I’ve also noticed a trend in franchise movies of late; the broken hero who must pick himself up by his bootstraps, overcome whatever psychological or physical problems they may be experiencing to finally save the day in the end.

I found this trend present in “Iron Man 3” and “The Dark Knight Rises.” Only “Skyfall” seemed to pull of this trick somewhat successfully.

The Mandarin’s blatant allusion to Osama bin Laden and Islam in general, was probably the most irritating aspect of the film. These days, Islam and terrorism are as synonymous as the Soviet Union and communism were during the Cold War, and as a result, all film bad guys have to fall into those categories. Additionally, the climactic scene seemed like a huge advertisement for drone warfare which I won’t delve into, but again it was frustratingly transparent.

Comic book geeks will probably also be disappointed with the creative direction they take for the Mandarin’s character.

“Iron Man 3” had its moments, it kept a good meter on the comedy but ultimately fell short of the previous two films which seemed more cohesive and exciting. That being said, the film was still entertaining so if you want a fun movie experience there will be plenty of scenes to keep your attention as well as cheesy ones to crack jokes about with friends.

Leave a Comment
About the Contributor
Andrew O'Connor-Watts, Managing Editor

Comments (0)

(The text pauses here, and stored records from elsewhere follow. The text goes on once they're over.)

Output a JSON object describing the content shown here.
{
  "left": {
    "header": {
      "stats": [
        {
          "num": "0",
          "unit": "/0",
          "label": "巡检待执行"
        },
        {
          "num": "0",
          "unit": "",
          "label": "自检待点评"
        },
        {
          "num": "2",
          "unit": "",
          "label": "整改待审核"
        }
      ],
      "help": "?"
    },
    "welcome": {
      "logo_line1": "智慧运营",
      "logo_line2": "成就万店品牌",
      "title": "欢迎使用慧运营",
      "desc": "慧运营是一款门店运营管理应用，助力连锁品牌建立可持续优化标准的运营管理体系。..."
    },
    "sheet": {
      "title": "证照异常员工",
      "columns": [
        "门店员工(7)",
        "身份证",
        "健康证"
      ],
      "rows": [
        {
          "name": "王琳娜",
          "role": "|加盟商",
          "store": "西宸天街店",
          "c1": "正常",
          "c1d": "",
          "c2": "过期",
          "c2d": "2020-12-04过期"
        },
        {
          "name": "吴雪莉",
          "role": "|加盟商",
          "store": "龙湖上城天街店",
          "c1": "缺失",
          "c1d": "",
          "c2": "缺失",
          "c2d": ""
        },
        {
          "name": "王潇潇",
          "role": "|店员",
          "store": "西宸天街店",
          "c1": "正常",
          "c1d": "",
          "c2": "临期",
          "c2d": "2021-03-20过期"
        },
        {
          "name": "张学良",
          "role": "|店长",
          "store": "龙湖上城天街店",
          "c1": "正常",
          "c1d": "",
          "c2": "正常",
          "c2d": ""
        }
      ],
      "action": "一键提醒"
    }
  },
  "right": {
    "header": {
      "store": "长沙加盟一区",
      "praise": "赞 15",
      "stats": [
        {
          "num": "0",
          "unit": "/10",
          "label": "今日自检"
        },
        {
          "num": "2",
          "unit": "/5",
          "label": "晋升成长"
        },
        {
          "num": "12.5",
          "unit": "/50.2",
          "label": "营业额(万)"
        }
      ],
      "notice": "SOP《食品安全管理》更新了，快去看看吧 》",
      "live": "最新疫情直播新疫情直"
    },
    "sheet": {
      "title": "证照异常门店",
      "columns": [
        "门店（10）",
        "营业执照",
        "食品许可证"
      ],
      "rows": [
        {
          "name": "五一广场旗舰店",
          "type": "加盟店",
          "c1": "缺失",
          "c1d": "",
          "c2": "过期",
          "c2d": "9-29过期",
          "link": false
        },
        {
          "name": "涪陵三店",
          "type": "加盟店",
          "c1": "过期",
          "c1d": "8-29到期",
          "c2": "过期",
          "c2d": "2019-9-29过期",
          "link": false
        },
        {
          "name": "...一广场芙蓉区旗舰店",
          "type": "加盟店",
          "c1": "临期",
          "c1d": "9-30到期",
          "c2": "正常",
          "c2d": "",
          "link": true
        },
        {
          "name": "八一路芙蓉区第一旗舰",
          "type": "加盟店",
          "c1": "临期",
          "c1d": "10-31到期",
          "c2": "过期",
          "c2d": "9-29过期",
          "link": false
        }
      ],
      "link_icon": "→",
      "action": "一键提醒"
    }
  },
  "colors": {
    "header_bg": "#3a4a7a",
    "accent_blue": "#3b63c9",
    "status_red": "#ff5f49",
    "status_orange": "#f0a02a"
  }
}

By commenting, you give The Inquirer permission to quote, reprint or edit your words. Comments should be brief, have a positive or constructive tone, and stay on topic. If the commenter wants to bring something to The Inquirer’s attention, it should be relevant to the DVC community. Posts can politely disagree with The Inquirer or other commenters. Comments should not use abusive, threatening, offensive or vulgar language. They should not be personal attacks or celebrations of other people’s tragedies. They should not overtly or covertly contain commercial advertising. And they should not disrupt the forum. Editors may warn commenters or delete comments that violate this policy. Repeated violations may lead to a commenter being blocked. Public comments should not be anonymous or come from obviously fictitious accounts. To privately or anonymously bring something to the editors’ attention, contact them.
All The Inquirer Picks Reader Picks Sort: Newest

Your email address will not be published. Required fields are marked *

This site uses Akismet to reduce spam. Learn how your comment data is processed.

Activate Search
Series starts to show signs of rust in ‘Iron Man 3’